Add in the fact that the new person in charge will have to deal with a disillusioned locker room still reeling from a blatant end-of-season tank job, a simmering quarterback controversy, an untradable and unhappy face of the franchise, a front office reportedly fond of bullying its play-callers around and the fact that not even a Super Bowl title buys you one singular season of missing the playoffs, and this might have “stopgap solution” written all over it. Only the meltdown in Houston seems like a less inviting offer.
You’ve seen these kinds of hires before around the NFL. When teams can’t get their guy, they acquire a guy who will, essentially, fill the role’s bare minimum of wandering the sidelines in league-approved khaki pants and answering questions about various successes and failures while the people who actually control the team are busy knocking the roster and salary cap down into something appealing for a talented coaching prospect. At $4 million plus per year, it’s really not as bad of a gig as it sounds.
This is not to say that Pederson was perfect. Outside of the “Fearless” mythos of that 2017 run to the Super Bowl, when the Eagles were on the cutting edge of an offensive evolution that defenses were not well-equipped to slow down, Philadelphia’s offense was entirely pedestrian (or worse!). The Eagles’ expected points added per play rankings outside of the Super Bowl season were 19th, 13th, 16th and 29th, in chronological order. It’s hard not to view the loss of collaborative partners like Frank Reich and John DeFillipo as part of the reason the operation ultimately soured.
That said, the optics of letting him go without first giving him a real chance to alter the team’s offensive philosophy and see what the locker room is like once he manages to jettison the loud, unhappy quarterback leaking his displeasure through the national media, will be troubling for a prospective head coach to digest.
The reality of the coaching cycle now is similar to the reality in politics. It is no longer about years of dedicated service and more about how many television cameras you can affix your mug in front of to assure everyone that you and only you can fix the problem. As an example, take a good look at where the star-studded search in Jacksonville is headed now that the Jaguars finally have a quarterback wunderkind on deck and some cap space.
So actual good coaches and coordinators coming up through the ranks are more cautious than ever about leaving an amenable situation for what seems like utter chaos from the outside looking in, because it very well may be their only shot. Openings have to be as close to perfect as humanly possible.
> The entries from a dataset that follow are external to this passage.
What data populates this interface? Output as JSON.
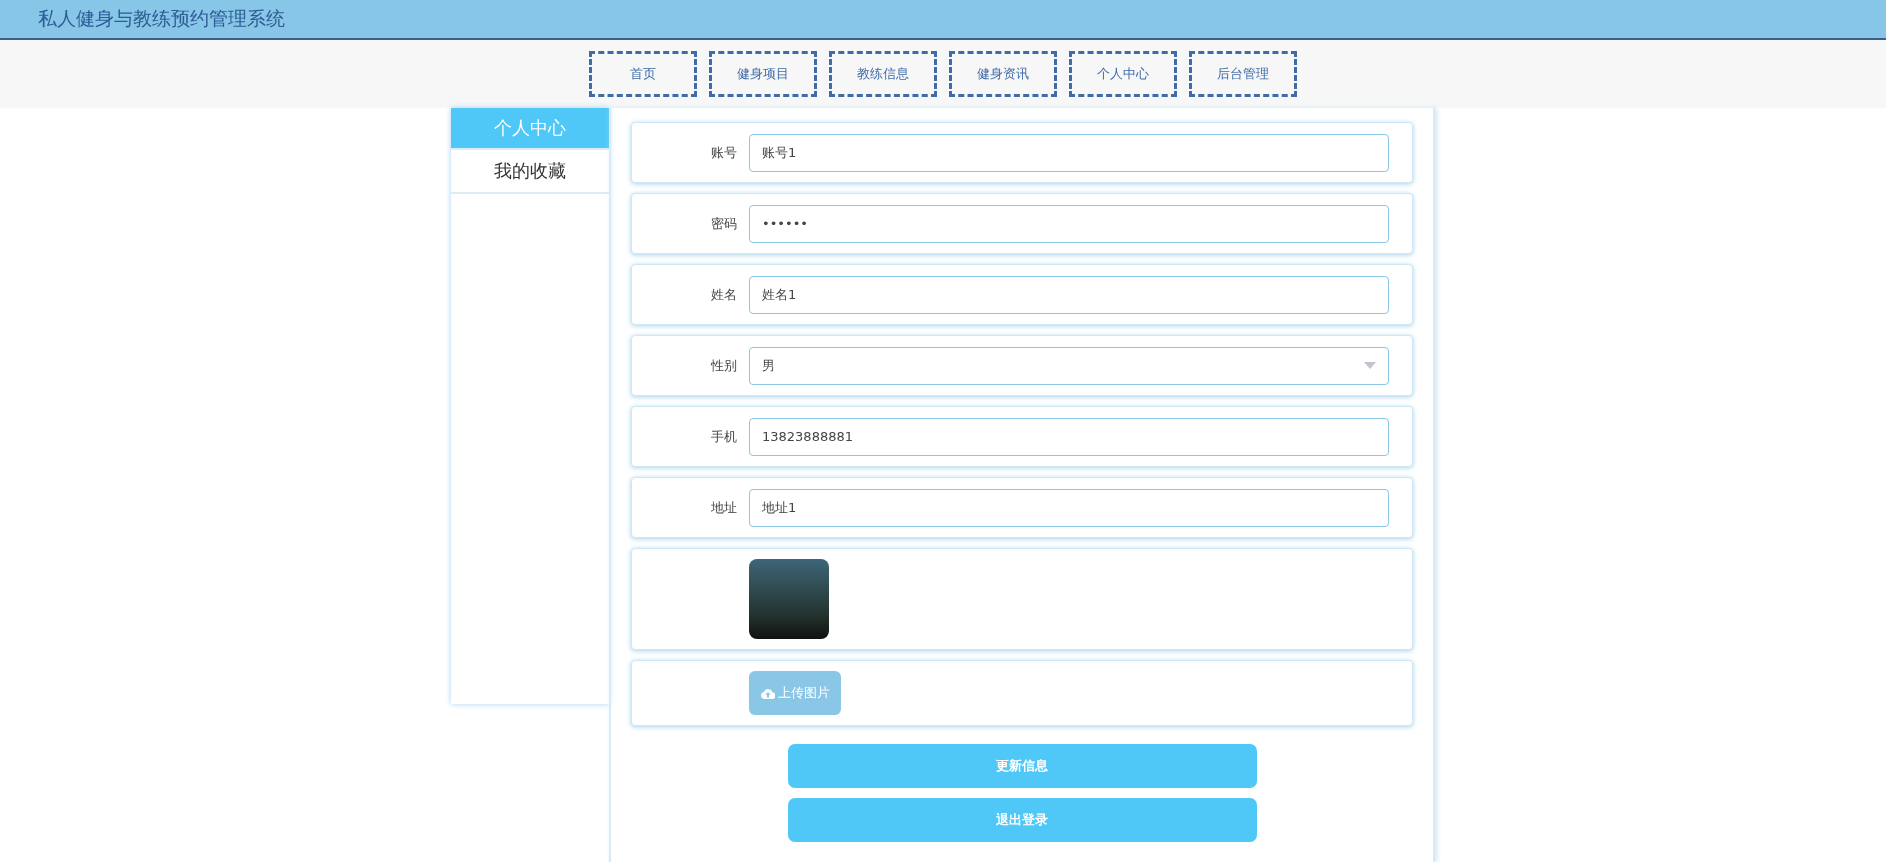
{
  "header": {
    "title": "私人健身与教练预约管理系统"
  },
  "nav": [
    {
      "label": "首页"
    },
    {
      "label": "健身项目"
    },
    {
      "label": "教练信息"
    },
    {
      "label": "健身资讯"
    },
    {
      "label": "个人中心"
    },
    {
      "label": "后台管理"
    }
  ],
  "sidebar": {
    "items": [
      {
        "label": "个人中心",
        "selected": true
      },
      {
        "label": "我的收藏",
        "selected": false
      }
    ]
  },
  "form": {
    "fields": [
      {
        "label": "账号",
        "kind": "text",
        "value": "账号1"
      },
      {
        "label": "密码",
        "kind": "text",
        "value": "••••••"
      },
      {
        "label": "姓名",
        "kind": "text",
        "value": "姓名1"
      },
      {
        "label": "性别",
        "kind": "select",
        "value": "男"
      },
      {
        "label": "手机",
        "kind": "text",
        "value": "13823888881"
      },
      {
        "label": "地址",
        "kind": "text",
        "value": "地址1"
      }
    ],
    "upload_button": "上传图片"
  },
  "buttons": [
    "更新信息",
    "退出登录"
  ]
}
The roster has to be good. The salary cap has to be flexible. It boils down to coaches feeling like they aren’t wandering into an active buzz saw.
How much of that can we say about the Eagles right now?